What the task asks
Make a verbatim copy of all the records. Skip every image.

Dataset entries
=====
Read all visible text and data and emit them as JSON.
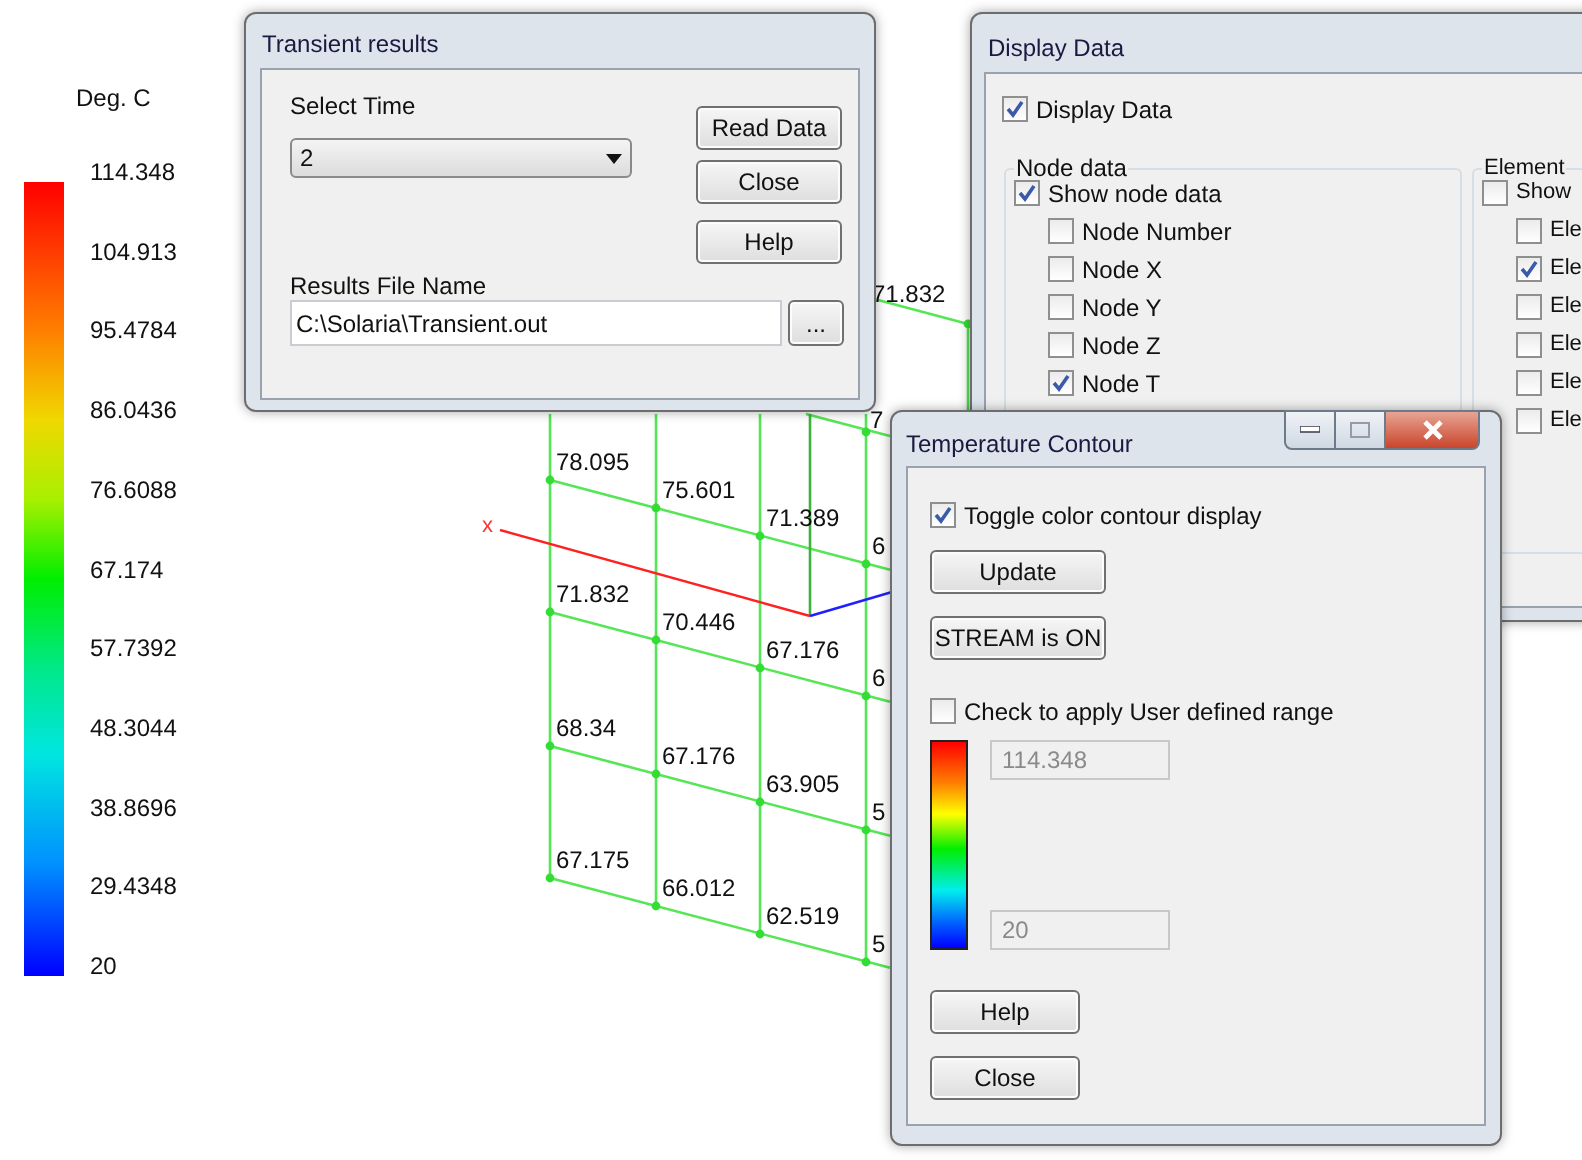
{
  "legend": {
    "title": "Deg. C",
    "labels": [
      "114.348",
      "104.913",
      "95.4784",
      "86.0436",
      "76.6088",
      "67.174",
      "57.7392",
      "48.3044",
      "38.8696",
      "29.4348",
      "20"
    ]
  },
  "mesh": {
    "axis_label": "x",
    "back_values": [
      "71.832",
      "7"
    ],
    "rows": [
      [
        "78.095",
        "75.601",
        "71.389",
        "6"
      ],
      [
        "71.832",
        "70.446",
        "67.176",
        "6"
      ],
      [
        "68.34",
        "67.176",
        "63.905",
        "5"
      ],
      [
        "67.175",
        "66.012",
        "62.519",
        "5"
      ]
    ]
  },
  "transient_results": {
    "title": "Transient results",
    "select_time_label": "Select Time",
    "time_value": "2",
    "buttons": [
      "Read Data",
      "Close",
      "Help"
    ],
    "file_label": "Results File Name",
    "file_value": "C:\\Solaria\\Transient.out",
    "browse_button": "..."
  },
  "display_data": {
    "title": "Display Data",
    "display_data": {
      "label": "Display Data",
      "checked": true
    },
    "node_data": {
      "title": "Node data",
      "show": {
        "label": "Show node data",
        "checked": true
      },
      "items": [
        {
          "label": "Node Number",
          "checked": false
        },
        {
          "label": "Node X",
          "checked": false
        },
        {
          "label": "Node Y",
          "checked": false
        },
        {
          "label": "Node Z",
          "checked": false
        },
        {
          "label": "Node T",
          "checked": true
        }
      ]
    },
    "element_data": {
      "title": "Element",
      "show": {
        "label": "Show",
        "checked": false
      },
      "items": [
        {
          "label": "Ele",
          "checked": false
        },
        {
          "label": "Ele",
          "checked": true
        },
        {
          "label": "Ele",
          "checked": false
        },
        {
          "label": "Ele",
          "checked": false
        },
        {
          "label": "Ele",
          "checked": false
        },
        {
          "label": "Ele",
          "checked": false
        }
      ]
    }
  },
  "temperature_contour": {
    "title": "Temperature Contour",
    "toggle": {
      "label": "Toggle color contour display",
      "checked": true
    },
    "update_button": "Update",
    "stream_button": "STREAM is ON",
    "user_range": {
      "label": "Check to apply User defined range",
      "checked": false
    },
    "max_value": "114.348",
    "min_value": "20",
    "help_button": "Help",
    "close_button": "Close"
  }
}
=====
Exercise solution
Read all visible text and data and emit them as JSON.
{
  "legend": {
    "title": "Deg. C",
    "labels": [
      "114.348",
      "104.913",
      "95.4784",
      "86.0436",
      "76.6088",
      "67.174",
      "57.7392",
      "48.3044",
      "38.8696",
      "29.4348",
      "20"
    ]
  },
  "mesh": {
    "axis_label": "x",
    "back_values": [
      "71.832",
      "7"
    ],
    "rows": [
      [
        "78.095",
        "75.601",
        "71.389",
        "6"
      ],
      [
        "71.832",
        "70.446",
        "67.176",
        "6"
      ],
      [
        "68.34",
        "67.176",
        "63.905",
        "5"
      ],
      [
        "67.175",
        "66.012",
        "62.519",
        "5"
      ]
    ]
  },
  "transient_results": {
    "title": "Transient results",
    "select_time_label": "Select Time",
    "time_value": "2",
    "buttons": [
      "Read Data",
      "Close",
      "Help"
    ],
    "file_label": "Results File Name",
    "file_value": "C:\\Solaria\\Transient.out",
    "browse_button": "..."
  },
  "display_data": {
    "title": "Display Data",
    "display_data": {
      "label": "Display Data",
      "checked": true
    },
    "node_data": {
      "title": "Node data",
      "show": {
        "label": "Show node data",
        "checked": true
      },
      "items": [
        {
          "label": "Node Number",
          "checked": false
        },
        {
          "label": "Node X",
          "checked": false
        },
        {
          "label": "Node Y",
          "checked": false
        },
        {
          "label": "Node Z",
          "checked": false
        },
        {
          "label": "Node T",
          "checked": true
        }
      ]
    },
    "element_data": {
      "title": "Element",
      "show": {
        "label": "Show",
        "checked": false
      },
      "items": [
        {
          "label": "Ele",
          "checked": false
        },
        {
          "label": "Ele",
          "checked": true
        },
        {
          "label": "Ele",
          "checked": false
        },
        {
          "label": "Ele",
          "checked": false
        },
        {
          "label": "Ele",
          "checked": false
        },
        {
          "label": "Ele",
          "checked": false
        }
      ]
    }
  },
  "temperature_contour": {
    "title": "Temperature Contour",
    "toggle": {
      "label": "Toggle color contour display",
      "checked": true
    },
    "update_button": "Update",
    "stream_button": "STREAM is ON",
    "user_range": {
      "label": "Check to apply User defined range",
      "checked": false
    },
    "max_value": "114.348",
    "min_value": "20",
    "help_button": "Help",
    "close_button": "Close"
  }
}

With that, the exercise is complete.